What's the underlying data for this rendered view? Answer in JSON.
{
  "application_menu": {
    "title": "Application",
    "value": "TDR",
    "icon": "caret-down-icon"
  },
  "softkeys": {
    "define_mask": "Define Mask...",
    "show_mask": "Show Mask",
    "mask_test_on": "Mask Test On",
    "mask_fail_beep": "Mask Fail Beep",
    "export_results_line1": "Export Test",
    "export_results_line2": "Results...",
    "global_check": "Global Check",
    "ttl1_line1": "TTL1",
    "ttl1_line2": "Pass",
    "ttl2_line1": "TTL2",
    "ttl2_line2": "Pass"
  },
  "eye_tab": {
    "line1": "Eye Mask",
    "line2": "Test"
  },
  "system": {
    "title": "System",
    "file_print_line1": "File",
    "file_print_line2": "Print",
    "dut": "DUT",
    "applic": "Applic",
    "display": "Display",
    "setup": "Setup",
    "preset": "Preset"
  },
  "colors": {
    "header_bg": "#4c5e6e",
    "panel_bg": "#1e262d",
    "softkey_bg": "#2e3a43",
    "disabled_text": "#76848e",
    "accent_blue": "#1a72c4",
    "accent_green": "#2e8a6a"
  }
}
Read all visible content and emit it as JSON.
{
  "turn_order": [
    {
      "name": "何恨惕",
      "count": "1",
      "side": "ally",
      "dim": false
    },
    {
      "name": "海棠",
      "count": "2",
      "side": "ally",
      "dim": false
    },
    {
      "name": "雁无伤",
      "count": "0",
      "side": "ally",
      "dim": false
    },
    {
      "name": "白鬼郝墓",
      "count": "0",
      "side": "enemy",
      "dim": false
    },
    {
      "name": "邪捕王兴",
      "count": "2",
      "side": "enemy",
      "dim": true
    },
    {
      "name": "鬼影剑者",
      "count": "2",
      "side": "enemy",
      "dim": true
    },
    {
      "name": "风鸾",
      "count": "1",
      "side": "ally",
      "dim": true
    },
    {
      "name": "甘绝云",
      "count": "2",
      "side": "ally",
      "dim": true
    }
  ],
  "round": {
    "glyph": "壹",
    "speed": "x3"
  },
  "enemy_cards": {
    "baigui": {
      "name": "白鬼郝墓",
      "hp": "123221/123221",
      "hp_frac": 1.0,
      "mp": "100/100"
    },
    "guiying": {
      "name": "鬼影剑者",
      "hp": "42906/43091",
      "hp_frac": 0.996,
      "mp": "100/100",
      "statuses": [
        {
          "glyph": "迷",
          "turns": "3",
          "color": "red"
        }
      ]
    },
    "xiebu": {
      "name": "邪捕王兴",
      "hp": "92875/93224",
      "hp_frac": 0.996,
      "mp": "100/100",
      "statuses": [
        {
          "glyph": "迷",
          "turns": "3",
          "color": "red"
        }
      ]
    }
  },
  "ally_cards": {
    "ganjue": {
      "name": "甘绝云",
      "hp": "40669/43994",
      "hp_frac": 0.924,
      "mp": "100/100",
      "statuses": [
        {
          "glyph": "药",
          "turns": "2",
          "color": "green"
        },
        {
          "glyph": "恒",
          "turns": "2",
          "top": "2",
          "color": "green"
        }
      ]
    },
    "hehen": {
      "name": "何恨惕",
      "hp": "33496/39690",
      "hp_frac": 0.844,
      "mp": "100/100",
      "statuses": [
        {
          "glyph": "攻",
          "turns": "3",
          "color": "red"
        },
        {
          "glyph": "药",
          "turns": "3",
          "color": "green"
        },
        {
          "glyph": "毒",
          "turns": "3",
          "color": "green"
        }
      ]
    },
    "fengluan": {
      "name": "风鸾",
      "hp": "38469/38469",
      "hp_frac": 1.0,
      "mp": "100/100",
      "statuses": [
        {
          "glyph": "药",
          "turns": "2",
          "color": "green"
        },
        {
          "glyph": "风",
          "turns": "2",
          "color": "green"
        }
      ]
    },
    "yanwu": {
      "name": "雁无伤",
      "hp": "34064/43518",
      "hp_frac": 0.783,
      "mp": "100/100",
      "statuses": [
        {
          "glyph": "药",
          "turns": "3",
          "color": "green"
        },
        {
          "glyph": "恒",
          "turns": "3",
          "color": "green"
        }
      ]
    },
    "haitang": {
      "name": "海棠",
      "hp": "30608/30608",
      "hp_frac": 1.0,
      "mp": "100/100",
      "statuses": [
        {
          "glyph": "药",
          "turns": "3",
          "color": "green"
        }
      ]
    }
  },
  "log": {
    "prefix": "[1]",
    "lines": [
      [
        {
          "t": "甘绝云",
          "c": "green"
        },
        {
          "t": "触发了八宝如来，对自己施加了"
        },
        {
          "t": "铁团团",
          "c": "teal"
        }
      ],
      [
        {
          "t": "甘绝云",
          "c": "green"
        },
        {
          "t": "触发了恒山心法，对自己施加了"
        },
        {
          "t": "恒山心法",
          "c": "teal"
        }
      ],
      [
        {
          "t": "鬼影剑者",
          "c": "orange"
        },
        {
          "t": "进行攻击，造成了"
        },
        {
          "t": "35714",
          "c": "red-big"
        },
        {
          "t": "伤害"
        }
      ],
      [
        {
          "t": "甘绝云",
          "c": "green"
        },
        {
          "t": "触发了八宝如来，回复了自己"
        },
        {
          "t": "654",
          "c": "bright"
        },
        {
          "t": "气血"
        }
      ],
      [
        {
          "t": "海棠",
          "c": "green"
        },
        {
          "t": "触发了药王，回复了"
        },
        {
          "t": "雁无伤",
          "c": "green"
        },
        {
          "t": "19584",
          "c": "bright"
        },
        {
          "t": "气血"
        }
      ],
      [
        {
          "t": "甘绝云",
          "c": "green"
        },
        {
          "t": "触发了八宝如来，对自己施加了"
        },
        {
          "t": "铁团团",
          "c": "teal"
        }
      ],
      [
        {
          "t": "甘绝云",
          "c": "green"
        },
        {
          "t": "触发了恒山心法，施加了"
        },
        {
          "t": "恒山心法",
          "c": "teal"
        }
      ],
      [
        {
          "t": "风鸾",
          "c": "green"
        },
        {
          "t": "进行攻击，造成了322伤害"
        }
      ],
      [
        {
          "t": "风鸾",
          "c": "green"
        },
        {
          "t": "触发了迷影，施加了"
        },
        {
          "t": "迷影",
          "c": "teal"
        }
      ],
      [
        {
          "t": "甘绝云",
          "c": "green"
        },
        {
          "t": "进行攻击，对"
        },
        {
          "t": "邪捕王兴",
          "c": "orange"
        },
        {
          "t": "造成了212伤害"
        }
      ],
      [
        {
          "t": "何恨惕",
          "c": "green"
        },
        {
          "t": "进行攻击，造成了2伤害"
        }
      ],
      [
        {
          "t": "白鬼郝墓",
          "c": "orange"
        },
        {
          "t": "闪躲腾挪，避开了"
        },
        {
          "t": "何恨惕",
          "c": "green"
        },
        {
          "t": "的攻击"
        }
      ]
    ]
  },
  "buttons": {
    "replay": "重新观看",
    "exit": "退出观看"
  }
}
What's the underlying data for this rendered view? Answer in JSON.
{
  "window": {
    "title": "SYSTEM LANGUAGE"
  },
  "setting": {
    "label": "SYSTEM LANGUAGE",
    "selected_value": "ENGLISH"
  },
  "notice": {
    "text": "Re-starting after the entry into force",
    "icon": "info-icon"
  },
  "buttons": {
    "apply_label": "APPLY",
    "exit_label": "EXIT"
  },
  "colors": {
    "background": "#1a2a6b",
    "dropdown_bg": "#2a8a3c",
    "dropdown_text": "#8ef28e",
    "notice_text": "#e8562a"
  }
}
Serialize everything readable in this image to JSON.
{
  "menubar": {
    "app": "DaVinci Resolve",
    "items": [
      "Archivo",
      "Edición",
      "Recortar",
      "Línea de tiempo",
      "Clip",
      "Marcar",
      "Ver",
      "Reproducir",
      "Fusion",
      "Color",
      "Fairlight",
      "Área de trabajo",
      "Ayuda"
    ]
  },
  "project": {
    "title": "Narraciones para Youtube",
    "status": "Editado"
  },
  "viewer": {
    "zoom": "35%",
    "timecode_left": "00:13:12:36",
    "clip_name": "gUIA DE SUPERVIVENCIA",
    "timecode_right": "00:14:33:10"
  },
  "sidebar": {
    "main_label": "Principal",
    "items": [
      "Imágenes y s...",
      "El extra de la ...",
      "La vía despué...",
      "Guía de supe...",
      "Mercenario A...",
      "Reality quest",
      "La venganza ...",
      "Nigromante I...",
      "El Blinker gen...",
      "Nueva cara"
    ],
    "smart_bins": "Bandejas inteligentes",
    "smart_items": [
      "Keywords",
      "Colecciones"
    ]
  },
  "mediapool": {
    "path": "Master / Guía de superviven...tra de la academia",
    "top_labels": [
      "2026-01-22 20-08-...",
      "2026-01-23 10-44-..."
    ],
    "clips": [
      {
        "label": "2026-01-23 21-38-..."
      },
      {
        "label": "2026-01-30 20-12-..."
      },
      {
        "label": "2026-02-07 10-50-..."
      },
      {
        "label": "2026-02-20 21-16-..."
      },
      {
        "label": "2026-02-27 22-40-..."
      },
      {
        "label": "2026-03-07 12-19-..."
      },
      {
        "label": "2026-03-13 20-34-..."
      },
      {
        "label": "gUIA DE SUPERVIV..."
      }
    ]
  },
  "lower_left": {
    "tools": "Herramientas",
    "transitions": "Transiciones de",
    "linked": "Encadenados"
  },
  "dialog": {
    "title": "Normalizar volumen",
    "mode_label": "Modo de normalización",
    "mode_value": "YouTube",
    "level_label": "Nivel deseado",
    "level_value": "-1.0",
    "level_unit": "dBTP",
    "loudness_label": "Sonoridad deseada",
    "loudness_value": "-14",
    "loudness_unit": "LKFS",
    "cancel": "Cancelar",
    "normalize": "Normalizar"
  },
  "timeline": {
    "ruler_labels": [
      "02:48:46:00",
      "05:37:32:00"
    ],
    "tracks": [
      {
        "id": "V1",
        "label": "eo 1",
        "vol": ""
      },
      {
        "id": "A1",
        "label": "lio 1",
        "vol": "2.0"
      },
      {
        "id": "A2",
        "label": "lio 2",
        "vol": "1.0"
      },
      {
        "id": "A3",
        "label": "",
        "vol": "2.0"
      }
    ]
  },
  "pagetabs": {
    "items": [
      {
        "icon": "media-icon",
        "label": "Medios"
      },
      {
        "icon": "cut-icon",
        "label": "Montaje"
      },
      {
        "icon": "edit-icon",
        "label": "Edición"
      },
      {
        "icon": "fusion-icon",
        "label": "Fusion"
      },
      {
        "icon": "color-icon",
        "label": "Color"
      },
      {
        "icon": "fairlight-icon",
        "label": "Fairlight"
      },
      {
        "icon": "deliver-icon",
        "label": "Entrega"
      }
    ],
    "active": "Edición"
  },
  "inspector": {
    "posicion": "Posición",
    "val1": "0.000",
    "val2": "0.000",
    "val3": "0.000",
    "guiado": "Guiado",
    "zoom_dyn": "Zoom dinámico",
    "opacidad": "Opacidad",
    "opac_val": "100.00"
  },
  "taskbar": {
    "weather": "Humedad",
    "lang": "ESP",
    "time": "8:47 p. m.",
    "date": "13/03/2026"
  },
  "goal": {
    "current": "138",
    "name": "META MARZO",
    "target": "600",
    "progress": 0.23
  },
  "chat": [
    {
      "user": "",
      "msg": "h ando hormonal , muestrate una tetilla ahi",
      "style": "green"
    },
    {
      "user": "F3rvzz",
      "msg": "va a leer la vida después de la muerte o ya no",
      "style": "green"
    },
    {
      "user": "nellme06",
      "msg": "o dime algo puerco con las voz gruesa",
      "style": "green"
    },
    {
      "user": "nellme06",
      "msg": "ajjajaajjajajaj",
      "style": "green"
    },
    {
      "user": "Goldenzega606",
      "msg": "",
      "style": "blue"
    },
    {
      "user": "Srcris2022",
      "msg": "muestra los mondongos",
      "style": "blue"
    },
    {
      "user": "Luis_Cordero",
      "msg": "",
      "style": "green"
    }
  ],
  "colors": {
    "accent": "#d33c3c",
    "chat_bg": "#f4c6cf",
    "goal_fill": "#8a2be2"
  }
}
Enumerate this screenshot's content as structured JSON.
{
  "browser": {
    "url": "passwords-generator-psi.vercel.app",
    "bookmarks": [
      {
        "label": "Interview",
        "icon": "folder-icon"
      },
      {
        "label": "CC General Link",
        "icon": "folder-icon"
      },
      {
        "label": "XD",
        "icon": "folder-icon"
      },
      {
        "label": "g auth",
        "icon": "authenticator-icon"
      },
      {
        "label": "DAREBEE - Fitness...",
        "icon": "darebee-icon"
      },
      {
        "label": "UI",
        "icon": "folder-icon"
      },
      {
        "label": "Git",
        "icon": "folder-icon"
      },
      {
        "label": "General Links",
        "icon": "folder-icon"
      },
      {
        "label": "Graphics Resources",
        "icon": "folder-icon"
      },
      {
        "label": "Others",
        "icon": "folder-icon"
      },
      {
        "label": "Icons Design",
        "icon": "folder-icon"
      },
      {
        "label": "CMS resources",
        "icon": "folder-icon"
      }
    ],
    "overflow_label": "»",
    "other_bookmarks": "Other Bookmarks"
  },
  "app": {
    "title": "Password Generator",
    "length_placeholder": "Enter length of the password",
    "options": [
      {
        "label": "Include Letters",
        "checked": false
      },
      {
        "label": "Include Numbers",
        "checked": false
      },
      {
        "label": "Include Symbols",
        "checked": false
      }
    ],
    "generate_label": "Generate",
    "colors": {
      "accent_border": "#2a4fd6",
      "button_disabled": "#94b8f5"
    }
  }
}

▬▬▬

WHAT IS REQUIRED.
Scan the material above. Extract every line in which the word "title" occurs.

RESPONSE TO THIS EXERCISE.
    "title": "Application",
    "title": "System",
    "title": "SYSTEM LANGUAGE"
    "title": "Narraciones para Youtube",
    "title": "Normalizar volumen",
    "title": "Password Generator",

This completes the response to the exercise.